Whetu (Deryk) is fondly remembered as a cheeky fun loving man. Despite being in immediate and present danger, he wasn't one to concern himself with the perils of life, rather what he could make of it. During his time in Yokohama Japan, whilst on a boat within enemy territory he just casually threw dynamite over the side, so they onboard the boat could have some fish. This same scenario was played out again back in his home territory in the Rangataua harbour, where it is purported he took a couple of his nephews to see how many fish could be scored with a single dynamite. A memory held in fond regard by those who shared it. Jokes aside, just as his father was known as a man of strong morals and deed - he too was an exemplar of his father's fine breeding. A man of substance and integrity, who loved people and was loved by his people."
|Type||Lodge Name and No.||Province/District :|
|Mother :||Warner No. 2256 E.C.||Essex|
9th April 1918
11th February 1919
11th March 1919
Whetu Henera Werohia was stationed at Hornchurch as a 28 year old Lieutenant when he was initiated, in 1918 into Warner Lodge, Chingford. He recieved his Grand Lodge Certicate in April 1919 following the completion of his third degree. Shortly afterward, he resigned from Warner "Resd 17.6.19" and it is not known if he continued with Freemasonry back in New Zealand.
The project globally acknowledges the following as sources of information for research across the whole database:
- The Commonwealth War Graves Commission
- The (UK) National Archives
- Ancestry.co.uk - Genealogy, Family Trees & Family History online
- ugle.org.uk - The records of the United Grand Lodge of England including the Library and Museum of Freemasonry
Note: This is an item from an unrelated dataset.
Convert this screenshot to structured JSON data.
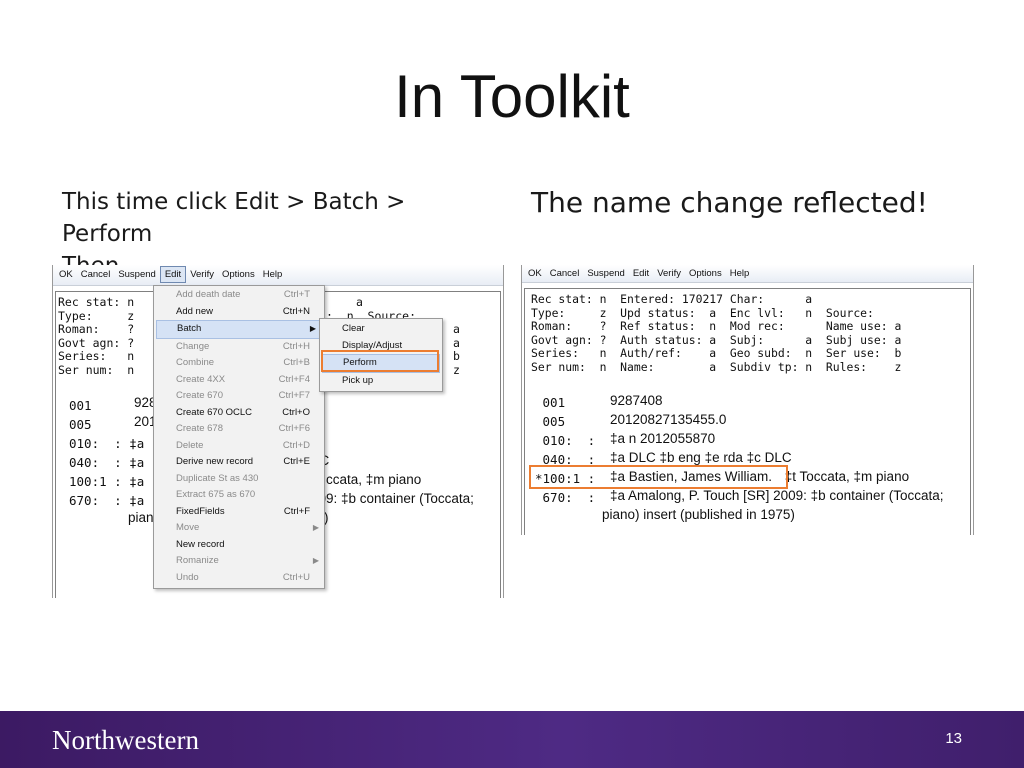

- Founder Researchers : Paul Masters & Mike McCarthy
- Researcher : Bruce Littley